Welcome to the last Top Picks Thursday of February! We have a good line-up of writerly links for you to help propel you into March.
First up, 2 well-regarded authors passed away this week: Harper Lee and Umberto Eco. Here’s a collection of profound Harper Lee quotes. (more Harper Lee coverage—including a radio interview—in The Unique Shelf section below.)
In award news, Terry Pratchett’s final novel makes the longlist for the Carnegie Medal. Here’s a collection of Terry Pratchett’s 50 best quotes.
Once we get published, it seems like everyone wants a piece of us—for free. Kathryn Craft examines how much of ourselves we should give away.
Writer Marjorie Liu discusses writing for Marvel, race and invisibility, and the radicality of romance novels.
It’s Library Lover’s Month! See Marie Antoinette’s Green Library at Versailles, read 5 lovely letters on the pleasures of reading and the benefits of libraries from Neil Armstrong, Isaac Asimov, Hardie Gramatky, Dr. Seuss, and E. B. White, and read why Matt Imrie wants his newborn daughter to love libraries like he does.
Dasha Fayvinova shares 12 reasons why writers make the best friends.
If you write picture books, here is some picture book advice compiled by Elizabeth Bluemle.
John le Carré muses on the various adaptations to film and TV of his books, including the upcoming adaptation of The Night Manager.
If you like to mix romance into your writing, Andrew Sean Greer discusses writing romance outside the romance genre.
Mark Siegel, editorial director of First Second, expounds on the graphic novel’s staying power.
Our characters pull the readers into our books. Martina Boone discusses how to create real and relatable characters, Amanda Patterson has 15 questions authors should ask characters, and Bob Mayer says to give your protagonist an anomaly to generate interest and make your book stand out.
If you’re just getting started, Janice Hardy has tips for writing that first novel. When you return to a completed manuscript for revision, Beth Kephart reminds us of the value of humility, vulnerability, and capability during the revision process. While certain guidelines do apply in writing, Anne R. Allen says beware the “writing rules” police—but do be aware of these things that stop readers in their tracks, from Jen Matera.
James Scott Bell reminds us that everything in life can be research, Lisa Rowan has 4 methods to help you meet your writing goals, Catherine Tucker shares 7 things about writing, and Arnold Weinstein suggests that we not turn away from the art of life.
There’s been a debate raging over when or if writers should work for free (see Chuck Wendig’s opinion—in regards to the Huffington Post—in “Pay the F*****g Writers”), but Jami Gold shows how to, if you do work for free, get the most out of it.

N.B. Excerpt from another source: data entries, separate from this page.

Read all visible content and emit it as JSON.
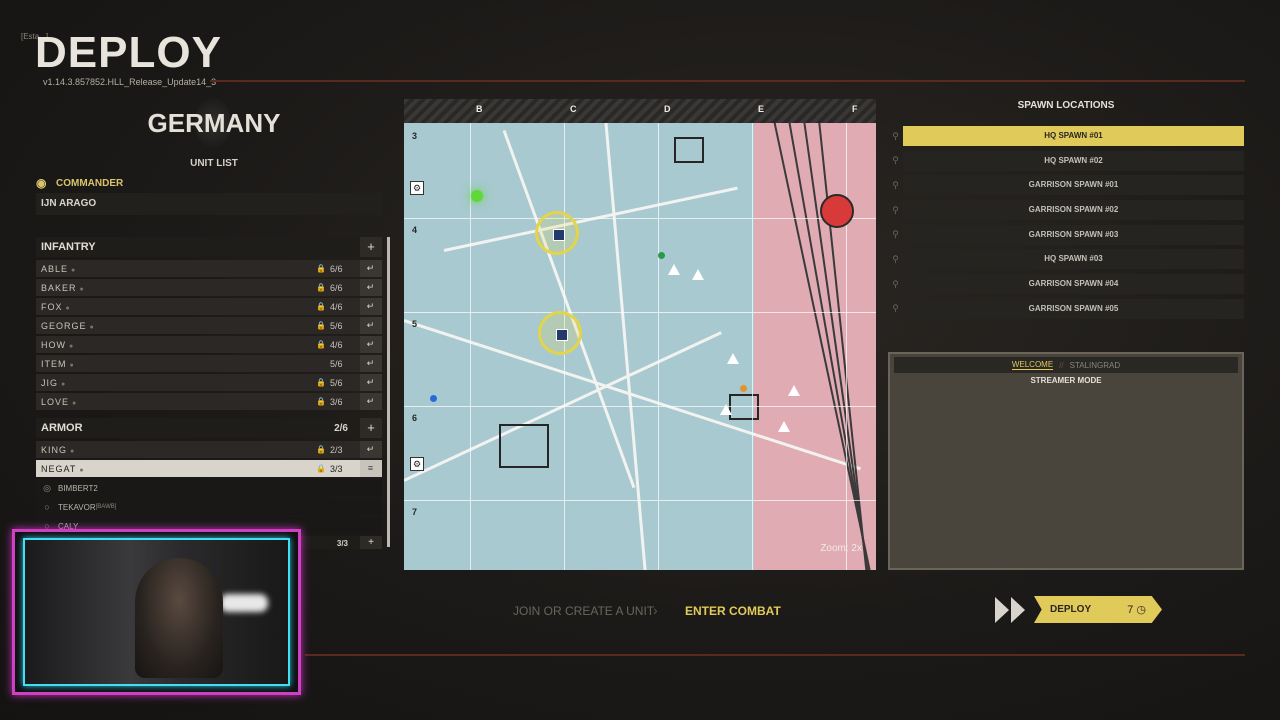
{
  "header": {
    "title": "DEPLOY",
    "title_small": "[Esta...]",
    "version": "v1.14.3.857852.HLL_Release_Update14_3"
  },
  "faction": {
    "name": "GERMANY",
    "unit_list_label": "UNIT LIST"
  },
  "commander": {
    "label": "COMMANDER",
    "name": "IJN ARAGO"
  },
  "infantry": {
    "label": "INFANTRY",
    "add": "+",
    "squads": [
      {
        "name": "ABLE",
        "count": "6/6"
      },
      {
        "name": "BAKER",
        "count": "6/6"
      },
      {
        "name": "FOX",
        "count": "4/6"
      },
      {
        "name": "GEORGE",
        "count": "5/6"
      },
      {
        "name": "HOW",
        "count": "4/6"
      },
      {
        "name": "ITEM",
        "count": "5/6"
      },
      {
        "name": "JIG",
        "count": "5/6"
      },
      {
        "name": "LOVE",
        "count": "3/6"
      }
    ]
  },
  "armor": {
    "label": "ARMOR",
    "count": "2/6",
    "add": "+",
    "squads": [
      {
        "name": "KING",
        "count": "2/3"
      },
      {
        "name": "NEGAT",
        "count": "3/3"
      }
    ],
    "members": [
      "BIMBERT2",
      "TEKAVOR",
      "CALY"
    ],
    "member_tag": "[BAWB]",
    "cut_off_count": "3/3"
  },
  "map": {
    "columns": [
      "B",
      "C",
      "D",
      "E",
      "F"
    ],
    "rows": [
      "3",
      "4",
      "5",
      "6",
      "7"
    ],
    "zoom": "Zoom: 2x"
  },
  "spawn_locations": {
    "title": "SPAWN LOCATIONS",
    "items": [
      "HQ SPAWN #01",
      "HQ SPAWN #02",
      "GARRISON SPAWN #01",
      "GARRISON SPAWN #02",
      "GARRISON SPAWN #03",
      "HQ SPAWN #03",
      "GARRISON SPAWN #04",
      "GARRISON SPAWN #05"
    ]
  },
  "chat": {
    "tab_active": "WELCOME",
    "tab_sep": "//",
    "tab_inactive": "STALINGRAD",
    "message": "STREAMER MODE"
  },
  "steps": {
    "join": "JOIN OR CREATE A UNIT",
    "enter": "ENTER COMBAT"
  },
  "deploy": {
    "label": "DEPLOY",
    "timer": "7"
  },
  "colors": {
    "accent": "#e0ca5a",
    "map_allied": "#a7c9cf",
    "map_enemy": "#e8a7b0",
    "webcam_border": "#d040c0"
  }
}
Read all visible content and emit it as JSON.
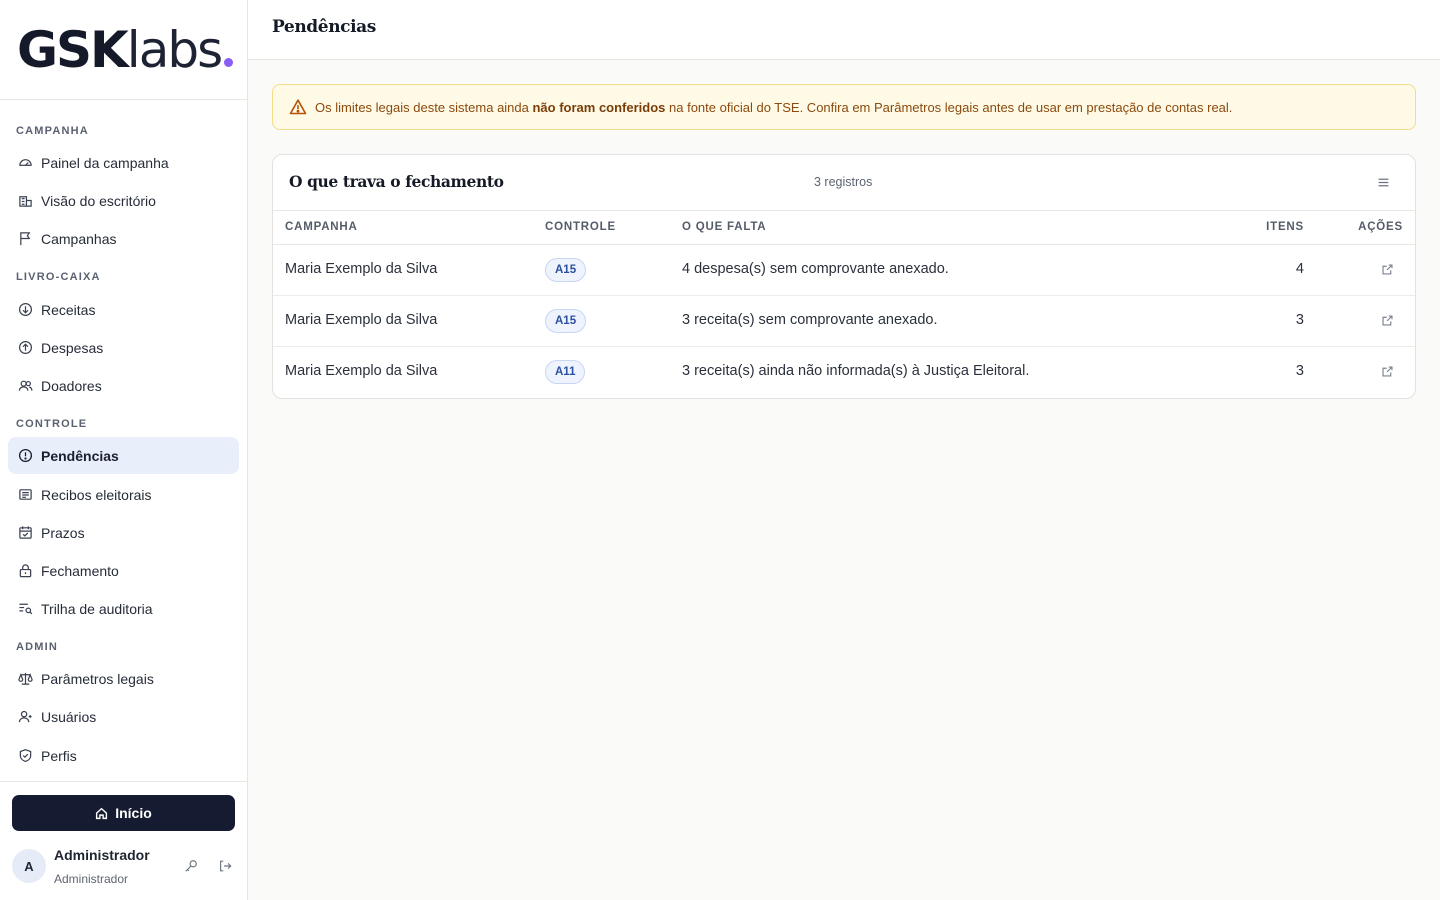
{
  "logo": {
    "bold": "GSK",
    "light": "labs"
  },
  "sidebar": {
    "sections": [
      {
        "title": "CAMPANHA",
        "items": [
          {
            "label": "Painel da campanha",
            "icon": "gauge-icon"
          },
          {
            "label": "Visão do escritório",
            "icon": "building-icon"
          },
          {
            "label": "Campanhas",
            "icon": "flag-icon"
          }
        ]
      },
      {
        "title": "LIVRO-CAIXA",
        "items": [
          {
            "label": "Receitas",
            "icon": "arrow-down-circle-icon"
          },
          {
            "label": "Despesas",
            "icon": "arrow-up-circle-icon"
          },
          {
            "label": "Doadores",
            "icon": "users-icon"
          }
        ]
      },
      {
        "title": "CONTROLE",
        "items": [
          {
            "label": "Pendências",
            "icon": "alert-circle-icon",
            "active": true
          },
          {
            "label": "Recibos eleitorais",
            "icon": "receipt-icon"
          },
          {
            "label": "Prazos",
            "icon": "calendar-check-icon"
          },
          {
            "label": "Fechamento",
            "icon": "lock-icon"
          },
          {
            "label": "Trilha de auditoria",
            "icon": "list-search-icon"
          }
        ]
      },
      {
        "title": "ADMIN",
        "items": [
          {
            "label": "Parâmetros legais",
            "icon": "scale-icon"
          },
          {
            "label": "Usuários",
            "icon": "user-plus-icon"
          },
          {
            "label": "Perfis",
            "icon": "shield-check-icon"
          }
        ]
      }
    ],
    "home_button": "Início",
    "user": {
      "initial": "A",
      "name": "Administrador",
      "role": "Administrador"
    }
  },
  "header": {
    "title": "Pendências"
  },
  "alert": {
    "prefix": "Os limites legais deste sistema ainda ",
    "bold": "não foram conferidos",
    "suffix": " na fonte oficial do TSE. Confira em Parâmetros legais antes de usar em prestação de contas real."
  },
  "card": {
    "title": "O que trava o fechamento",
    "count": "3 registros",
    "columns": [
      "CAMPANHA",
      "CONTROLE",
      "O QUE FALTA",
      "ITENS",
      "AÇÕES"
    ],
    "rows": [
      {
        "campanha": "Maria Exemplo da Silva",
        "controle": "A15",
        "falta": "4 despesa(s) sem comprovante anexado.",
        "itens": "4"
      },
      {
        "campanha": "Maria Exemplo da Silva",
        "controle": "A15",
        "falta": "3 receita(s) sem comprovante anexado.",
        "itens": "3"
      },
      {
        "campanha": "Maria Exemplo da Silva",
        "controle": "A11",
        "falta": "3 receita(s) ainda não informada(s) à Justiça Eleitoral.",
        "itens": "3"
      }
    ]
  },
  "colors": {
    "accent": "#8b5cf6",
    "primary": "#151c31",
    "active_bg": "#e9eefb",
    "alert_bg": "#fefae6",
    "alert_text": "#8b4a0f"
  }
}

The broad lines of publishing these days are self-published or traditional (there are in-betweens). Janet Reid explains what a publisher pays for, while Marcy Kennedy examines the indie dilemma of what work to hire out and what to do yourself.
If you are seeking an agent, Twitter’s #MSWL is a good place to start. Agent Janet Reid tells us the best way to reference #MSWL in a query letter. On the flip side, Rachelle Gardner explains what to do when your agent isn’t able to sell your books.
Here are some agents looking for clients: Danielle Barthel of New Leaf Literary seeks fantasy, women’s fiction, historical romance, young adult, middle grade & more; Tanusri Prasanna of Hannigan, Salky, Geltzer seeks picture books, middle grade, YA, and some suspense; and Kemi Faderin of Dystel & Goderich seeks historical fiction/nonfiction, literary, some women’s fiction, and some YA.
Once your book is out in the world, you will have to work with your publisher’s publicity department (for traditionally published) or you may consider hiring your own publicist (for self-published and traditionally published). Jane Friedman tells us how to find and work with a publicist, and Andrea Dunlop shares a former book publicist’s advice to traditionally published authors. If one of your marketing channels is Pinterest, Kirsten Oliphant details how authors can use Pinterest to best advantage.
THE UNIQUE SHELF
Did a bad review really kill John Keats?
Social media before computers: the friendship book of Anne Wagner, compiled from 1795 to 1834.
The importance of illustration: Thackery’s original drawings for Vanity Fair reveal information not in the text.
We’re used to seeing celebrities as spokespeople for everything these days—including as medical spokespeople. Dr. Howard Markel thinks Charles Dickens was the first celebrity medical spokesman.
That’s it for this week’s Top Picks Thursday! See you in March!